As a child I loved Mr. Dade, I loved sunday school. I also loved to attend the regular adult church. The kids were told bible stories and protestant propaganda from 10 AM till ten to 11. At 11 the adults assembled in the main church for the regular service. Two hours was deemed to be a lot for a kid to sit through, kids weren’t expected to attend the adult service. (I no longer rememeber what we were expected to do instead: if parents were picking us up and taking us home, when were they supposed to attend services?) But I liked the service. Sometimes I wanted to sit for two hours straight. I gradually came to understand: this part is the bible reading, this part is the collection, this part is the announcements, and this long part is the main part: the sermon …
I was a member of the junior choir. I loved it every year when Easter rolled around and we got to sing Handel’s Halleluiah Chorus. I loved it when the bass sang, “And he shall reign for ever and ever.” I was able, a little bit, to follow the polyphony: everybody iterating the same thing, a little offset from each other. So:
My sunday school teacher had predicted that I’d have trobule with my faith when I was eighteen “and went to college.” I didn’t know what he was talking about. I didn’t see any danger to my faith. I’ve told this part before, but the fed censored everything, so pardon me if I repeat. (How come you didn’t stop the fed from censoring me?)
So: I loved Easter. I loved all the services, particularly the Easter service: the church full of lillies, the choir at full strength, a little Handel on tap … So: 1957 or so. I’ve had at least a semester of Columbia, and I’m sitting in the church for the Easter service, alone, I don’t remember where my mother or sister were, and the Reverend Harry Matthias (see my Pastor story) is delivering his Easter sermon.
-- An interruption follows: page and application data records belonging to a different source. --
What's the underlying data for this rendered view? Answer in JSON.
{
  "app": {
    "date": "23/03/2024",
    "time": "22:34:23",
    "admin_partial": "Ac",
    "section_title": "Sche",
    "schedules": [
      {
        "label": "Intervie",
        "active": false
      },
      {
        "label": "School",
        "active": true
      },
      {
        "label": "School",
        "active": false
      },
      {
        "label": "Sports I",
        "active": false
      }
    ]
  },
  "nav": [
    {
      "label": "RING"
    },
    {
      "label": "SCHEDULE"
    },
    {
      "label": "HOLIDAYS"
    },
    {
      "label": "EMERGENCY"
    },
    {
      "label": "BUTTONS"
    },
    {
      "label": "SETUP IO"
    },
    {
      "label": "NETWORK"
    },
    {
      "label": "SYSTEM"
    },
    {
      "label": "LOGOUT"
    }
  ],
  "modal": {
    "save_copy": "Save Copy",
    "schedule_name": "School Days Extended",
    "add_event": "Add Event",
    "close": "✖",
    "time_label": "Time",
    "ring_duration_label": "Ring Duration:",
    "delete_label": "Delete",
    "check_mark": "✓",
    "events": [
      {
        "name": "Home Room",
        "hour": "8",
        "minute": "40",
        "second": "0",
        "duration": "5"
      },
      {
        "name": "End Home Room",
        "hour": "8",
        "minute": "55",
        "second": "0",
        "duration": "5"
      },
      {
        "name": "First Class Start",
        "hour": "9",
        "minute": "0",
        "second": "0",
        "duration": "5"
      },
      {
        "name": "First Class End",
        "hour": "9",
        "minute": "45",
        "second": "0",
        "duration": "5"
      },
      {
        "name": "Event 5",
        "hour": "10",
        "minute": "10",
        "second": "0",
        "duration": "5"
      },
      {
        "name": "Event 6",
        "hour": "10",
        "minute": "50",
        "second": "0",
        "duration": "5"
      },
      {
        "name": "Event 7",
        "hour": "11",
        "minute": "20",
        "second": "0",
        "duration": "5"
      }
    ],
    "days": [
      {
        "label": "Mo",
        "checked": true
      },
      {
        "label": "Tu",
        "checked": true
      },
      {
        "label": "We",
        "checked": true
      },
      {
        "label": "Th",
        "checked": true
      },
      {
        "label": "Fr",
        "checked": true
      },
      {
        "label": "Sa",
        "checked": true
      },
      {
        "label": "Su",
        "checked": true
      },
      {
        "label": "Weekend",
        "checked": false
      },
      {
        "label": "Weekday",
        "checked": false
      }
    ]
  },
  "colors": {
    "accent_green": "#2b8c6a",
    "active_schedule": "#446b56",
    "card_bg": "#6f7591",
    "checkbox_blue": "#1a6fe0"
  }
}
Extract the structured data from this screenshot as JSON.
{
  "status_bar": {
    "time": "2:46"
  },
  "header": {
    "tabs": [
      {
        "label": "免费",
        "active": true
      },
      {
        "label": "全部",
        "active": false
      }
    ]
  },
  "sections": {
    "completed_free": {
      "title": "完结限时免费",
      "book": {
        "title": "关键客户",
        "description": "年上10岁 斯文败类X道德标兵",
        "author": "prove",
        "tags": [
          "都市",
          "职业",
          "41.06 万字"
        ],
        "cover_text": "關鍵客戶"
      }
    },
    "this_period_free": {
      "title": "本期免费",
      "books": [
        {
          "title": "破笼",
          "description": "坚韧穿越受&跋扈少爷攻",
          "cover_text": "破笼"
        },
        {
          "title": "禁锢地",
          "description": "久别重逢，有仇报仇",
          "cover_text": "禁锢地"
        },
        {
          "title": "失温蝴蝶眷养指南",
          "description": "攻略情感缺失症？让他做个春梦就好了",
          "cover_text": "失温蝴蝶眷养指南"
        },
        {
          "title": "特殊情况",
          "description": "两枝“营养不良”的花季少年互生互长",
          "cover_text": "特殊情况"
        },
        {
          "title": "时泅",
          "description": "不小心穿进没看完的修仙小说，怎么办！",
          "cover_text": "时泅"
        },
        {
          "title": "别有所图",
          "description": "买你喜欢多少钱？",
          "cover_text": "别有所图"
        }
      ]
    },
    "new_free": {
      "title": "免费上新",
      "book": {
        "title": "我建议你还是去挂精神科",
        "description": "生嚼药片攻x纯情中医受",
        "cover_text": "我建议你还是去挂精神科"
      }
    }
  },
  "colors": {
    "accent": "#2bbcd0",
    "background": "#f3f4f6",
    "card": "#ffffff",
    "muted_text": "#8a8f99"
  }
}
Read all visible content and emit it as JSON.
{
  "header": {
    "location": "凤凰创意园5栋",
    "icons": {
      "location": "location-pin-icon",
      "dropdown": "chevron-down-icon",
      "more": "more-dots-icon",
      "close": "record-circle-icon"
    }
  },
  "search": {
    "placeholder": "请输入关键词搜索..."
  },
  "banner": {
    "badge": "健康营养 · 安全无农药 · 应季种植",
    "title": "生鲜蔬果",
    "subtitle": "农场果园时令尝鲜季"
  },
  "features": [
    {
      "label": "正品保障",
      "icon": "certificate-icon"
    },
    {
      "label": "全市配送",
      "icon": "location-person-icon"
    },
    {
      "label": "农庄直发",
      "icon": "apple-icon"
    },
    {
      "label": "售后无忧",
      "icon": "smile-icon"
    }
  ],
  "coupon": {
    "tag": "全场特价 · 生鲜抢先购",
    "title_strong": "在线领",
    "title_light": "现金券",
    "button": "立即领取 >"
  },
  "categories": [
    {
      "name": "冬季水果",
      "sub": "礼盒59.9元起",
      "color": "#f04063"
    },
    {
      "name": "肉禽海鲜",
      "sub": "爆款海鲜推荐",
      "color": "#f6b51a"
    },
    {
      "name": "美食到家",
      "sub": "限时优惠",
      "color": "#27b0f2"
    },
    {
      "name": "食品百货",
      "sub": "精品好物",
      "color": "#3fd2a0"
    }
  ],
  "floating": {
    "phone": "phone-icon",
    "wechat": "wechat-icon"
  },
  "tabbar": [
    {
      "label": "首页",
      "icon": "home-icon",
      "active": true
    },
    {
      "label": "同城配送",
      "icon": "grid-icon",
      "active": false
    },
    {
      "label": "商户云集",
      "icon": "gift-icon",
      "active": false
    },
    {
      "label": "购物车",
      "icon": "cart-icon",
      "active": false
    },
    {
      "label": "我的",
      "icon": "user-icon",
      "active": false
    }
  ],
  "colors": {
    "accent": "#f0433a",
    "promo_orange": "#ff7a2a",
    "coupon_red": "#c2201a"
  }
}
I’m expecting something about life, rebirth … resurrection … mercy; Mathias is giving us an illiterate’s diatribe against Existentialism: only he’s referring to Jean Paul Sartre as Gene Paul Sart! no attempt to Frenchify it. (I endorse Americanizations now, but I didn’t then.) Matthias was driving me crazy! (So maybe Mr. Dade was right after all!)
So: I plucked a hymnal from the book sleeve on the back of the pew before me. I recalled that a manifesto of what we Presbyterians believed was printed in the front of every hymnal: it was about time that I glanced at it.
Yoiks! It was all straight orthodox John Knox! Predestination with a big dose of paternalism: the male congregation elders being accepted as holy and wise. Knox never met our elders! (I’ll tell about one or two of them separately: one is important to the pk biography: Mr. Krauss worked for the phone company and it was to him that I outlined my proposal for an internet in 1970, asking for Ma Bell’s patronage.
So: Matthias was droning on about “Sart” and despair! Existential candor is despair? And Knoxism was alientating me by the sentence. I realized: I had no business in that church. Matthias was offending me, Presbyterianism was offending me.
I’ve attended Presbyterian services since. There was a Presbyterian church across Broadway from Columbia with a famous minister. And I’ve appealed to other Presbyterian rectors as the accompanying stories tell: being betrayed in 100% of the cases. (But then I’ve been betrayed in my appeals to pastors from every sect I’ve appealed to.) (Then again I’ve come to reconsider my role to be parallel to Jesus: getting betrayed by the Temple of Jerusalem. God didn’t send his messengers to help us, but to damn our leaders!
I sometimes wish that Jesus’ betrayal had satisfied the quorum. But if God wants to refresh the betrayals in generation after generation, I guess I’m happy after al to have cooperated, whatever the personal inconvenience to me. I no longer even care if God saves me: I’m glad to have been a player whatever the outcome.